Biochemical activities in sewer pipes generate various volatile substances that lead to several serious problems such as malodor complaints and lawsuits, concrete and metal corrosion, increased operational costs, and health risks. Frequent inspections are critical to maintain sewer health, yet are extremely expensive given the extent of the sewer system and the “unfriendliness” of the environment. In this paper we propose SewerSnort, a low cost, unmanned, fully automated in-sewer gas monitoring system. A sensor float is introduced at the upstream station and drifts to the end pumping station, collecting location tagged gas measurements. The retrieved SewerSnort provides an accurate gas exposure profile to be used for preventive maintenance and/or repair. The key innovations of SewerSnort are the fully automated, end-to-end monitoring solution and the low energy self localizing strategy. From the implementation standpoint, the key enablers are the float mechanical design that fits the sewer constraints and the embedded sensor design that matches the float form factor and complies with the tight energy constraints. Experiments based on a dry land emulator demonstrate the feasibility of the SewerSnort concept, in particular, the localization technique and the embedded sensor design.

Paper: PDF file of paper
Slides: PPT file of slides

Information & Date

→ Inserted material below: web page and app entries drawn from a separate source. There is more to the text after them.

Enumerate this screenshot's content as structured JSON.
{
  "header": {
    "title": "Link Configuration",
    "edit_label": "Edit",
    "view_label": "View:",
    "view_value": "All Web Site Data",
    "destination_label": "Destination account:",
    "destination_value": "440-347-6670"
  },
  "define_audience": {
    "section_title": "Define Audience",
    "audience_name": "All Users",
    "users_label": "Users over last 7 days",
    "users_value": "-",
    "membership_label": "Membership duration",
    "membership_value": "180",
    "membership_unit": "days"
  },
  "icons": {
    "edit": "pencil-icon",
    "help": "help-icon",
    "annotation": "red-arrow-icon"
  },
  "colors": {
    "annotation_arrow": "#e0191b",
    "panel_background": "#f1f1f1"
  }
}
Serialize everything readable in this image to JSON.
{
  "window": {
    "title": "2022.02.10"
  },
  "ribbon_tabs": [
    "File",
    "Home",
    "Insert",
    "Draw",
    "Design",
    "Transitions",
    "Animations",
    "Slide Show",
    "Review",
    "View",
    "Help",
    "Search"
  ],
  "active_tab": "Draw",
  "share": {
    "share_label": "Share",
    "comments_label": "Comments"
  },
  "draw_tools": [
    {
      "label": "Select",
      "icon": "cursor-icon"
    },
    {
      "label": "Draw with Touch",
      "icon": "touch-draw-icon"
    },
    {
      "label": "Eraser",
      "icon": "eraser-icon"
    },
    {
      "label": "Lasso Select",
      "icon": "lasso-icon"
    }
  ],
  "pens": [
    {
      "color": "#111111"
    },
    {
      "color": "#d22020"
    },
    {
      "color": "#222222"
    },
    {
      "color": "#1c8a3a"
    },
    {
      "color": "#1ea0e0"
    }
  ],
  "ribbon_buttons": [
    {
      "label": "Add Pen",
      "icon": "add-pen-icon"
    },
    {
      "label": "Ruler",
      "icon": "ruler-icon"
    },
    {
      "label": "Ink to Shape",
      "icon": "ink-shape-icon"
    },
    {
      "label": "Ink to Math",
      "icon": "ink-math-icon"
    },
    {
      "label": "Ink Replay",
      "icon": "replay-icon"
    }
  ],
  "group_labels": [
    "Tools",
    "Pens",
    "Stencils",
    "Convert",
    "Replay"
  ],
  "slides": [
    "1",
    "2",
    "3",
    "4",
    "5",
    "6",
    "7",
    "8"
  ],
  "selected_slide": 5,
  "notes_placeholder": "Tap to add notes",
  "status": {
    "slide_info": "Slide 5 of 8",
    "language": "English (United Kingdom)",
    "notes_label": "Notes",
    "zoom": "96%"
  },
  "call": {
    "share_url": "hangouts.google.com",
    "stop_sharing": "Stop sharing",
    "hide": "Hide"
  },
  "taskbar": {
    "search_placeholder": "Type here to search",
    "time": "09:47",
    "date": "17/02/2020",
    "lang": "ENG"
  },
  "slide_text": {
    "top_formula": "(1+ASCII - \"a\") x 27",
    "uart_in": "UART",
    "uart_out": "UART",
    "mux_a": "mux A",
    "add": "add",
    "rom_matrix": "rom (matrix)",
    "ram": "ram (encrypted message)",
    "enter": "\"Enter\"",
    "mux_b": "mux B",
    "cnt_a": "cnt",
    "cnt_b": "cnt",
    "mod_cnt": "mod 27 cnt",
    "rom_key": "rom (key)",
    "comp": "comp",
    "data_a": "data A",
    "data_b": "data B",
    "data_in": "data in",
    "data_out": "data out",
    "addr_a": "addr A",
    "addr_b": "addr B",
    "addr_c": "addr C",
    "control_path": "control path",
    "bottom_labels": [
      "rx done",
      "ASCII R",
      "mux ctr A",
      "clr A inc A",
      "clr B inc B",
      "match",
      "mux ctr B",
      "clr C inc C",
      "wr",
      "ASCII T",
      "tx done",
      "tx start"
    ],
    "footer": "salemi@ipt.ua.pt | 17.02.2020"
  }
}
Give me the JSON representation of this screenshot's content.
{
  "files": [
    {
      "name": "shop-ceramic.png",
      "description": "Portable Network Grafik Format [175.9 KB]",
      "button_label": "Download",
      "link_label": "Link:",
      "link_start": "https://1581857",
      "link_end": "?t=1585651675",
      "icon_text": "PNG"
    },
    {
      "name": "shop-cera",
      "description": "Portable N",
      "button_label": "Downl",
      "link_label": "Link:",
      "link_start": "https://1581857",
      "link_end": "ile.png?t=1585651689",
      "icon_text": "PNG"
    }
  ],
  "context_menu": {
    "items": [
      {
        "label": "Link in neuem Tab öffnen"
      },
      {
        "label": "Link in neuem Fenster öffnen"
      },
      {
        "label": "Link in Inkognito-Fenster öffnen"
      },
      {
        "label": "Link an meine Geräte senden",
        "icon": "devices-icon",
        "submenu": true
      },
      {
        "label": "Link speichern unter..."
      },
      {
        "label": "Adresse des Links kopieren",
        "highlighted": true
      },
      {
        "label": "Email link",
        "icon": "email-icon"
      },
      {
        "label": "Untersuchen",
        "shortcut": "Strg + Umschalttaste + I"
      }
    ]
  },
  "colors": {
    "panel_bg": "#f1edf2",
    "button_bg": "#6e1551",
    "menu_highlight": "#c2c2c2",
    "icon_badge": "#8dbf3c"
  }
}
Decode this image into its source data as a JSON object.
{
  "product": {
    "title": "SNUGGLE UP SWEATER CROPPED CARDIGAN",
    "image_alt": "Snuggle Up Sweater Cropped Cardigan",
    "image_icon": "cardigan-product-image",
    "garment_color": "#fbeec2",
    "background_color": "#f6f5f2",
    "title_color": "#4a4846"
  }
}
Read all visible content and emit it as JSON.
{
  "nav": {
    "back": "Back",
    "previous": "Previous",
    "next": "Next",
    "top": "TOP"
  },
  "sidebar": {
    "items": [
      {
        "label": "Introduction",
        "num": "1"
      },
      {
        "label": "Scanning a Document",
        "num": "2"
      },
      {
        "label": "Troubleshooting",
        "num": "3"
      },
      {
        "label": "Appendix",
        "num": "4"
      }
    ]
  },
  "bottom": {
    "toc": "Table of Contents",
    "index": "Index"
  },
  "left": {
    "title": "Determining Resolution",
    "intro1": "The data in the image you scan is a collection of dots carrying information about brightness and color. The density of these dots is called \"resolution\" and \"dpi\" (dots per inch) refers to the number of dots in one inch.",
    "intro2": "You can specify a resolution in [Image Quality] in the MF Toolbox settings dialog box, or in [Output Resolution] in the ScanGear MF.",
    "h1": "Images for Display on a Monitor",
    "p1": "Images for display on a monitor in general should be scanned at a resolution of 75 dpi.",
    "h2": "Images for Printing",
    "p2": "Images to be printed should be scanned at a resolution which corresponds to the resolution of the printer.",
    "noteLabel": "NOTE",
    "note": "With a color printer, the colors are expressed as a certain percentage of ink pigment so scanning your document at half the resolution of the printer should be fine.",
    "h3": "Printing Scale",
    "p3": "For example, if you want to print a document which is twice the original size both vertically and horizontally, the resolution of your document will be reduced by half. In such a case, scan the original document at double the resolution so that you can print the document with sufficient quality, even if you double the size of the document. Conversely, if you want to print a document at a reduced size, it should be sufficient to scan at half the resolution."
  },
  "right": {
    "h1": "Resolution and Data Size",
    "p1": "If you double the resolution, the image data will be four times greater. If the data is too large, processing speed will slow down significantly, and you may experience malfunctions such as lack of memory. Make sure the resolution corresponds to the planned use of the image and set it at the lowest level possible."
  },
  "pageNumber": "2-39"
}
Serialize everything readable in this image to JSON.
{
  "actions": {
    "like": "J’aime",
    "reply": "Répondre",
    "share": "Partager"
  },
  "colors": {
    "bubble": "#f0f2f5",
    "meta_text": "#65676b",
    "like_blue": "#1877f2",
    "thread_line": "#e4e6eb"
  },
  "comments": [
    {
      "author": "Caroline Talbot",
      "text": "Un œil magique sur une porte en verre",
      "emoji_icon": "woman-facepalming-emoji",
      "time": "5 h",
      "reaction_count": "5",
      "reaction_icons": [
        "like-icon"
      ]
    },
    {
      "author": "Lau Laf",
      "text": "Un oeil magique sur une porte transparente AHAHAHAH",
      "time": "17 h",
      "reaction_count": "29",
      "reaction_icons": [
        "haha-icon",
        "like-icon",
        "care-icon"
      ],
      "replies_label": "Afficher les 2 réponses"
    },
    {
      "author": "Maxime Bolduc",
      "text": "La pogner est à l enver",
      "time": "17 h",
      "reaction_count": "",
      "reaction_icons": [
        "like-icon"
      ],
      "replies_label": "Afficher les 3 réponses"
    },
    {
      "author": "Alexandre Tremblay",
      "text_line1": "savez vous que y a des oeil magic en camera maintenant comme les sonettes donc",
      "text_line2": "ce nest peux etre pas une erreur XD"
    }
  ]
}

In IEEE Conference on Sensor, Mesh and Ad Hoc Communications and Networks (SECON), Rome, Italy, June. 2009


Jihyoung Kim
Jung Soo Lim
Jonathan Friedman
Uichin Lee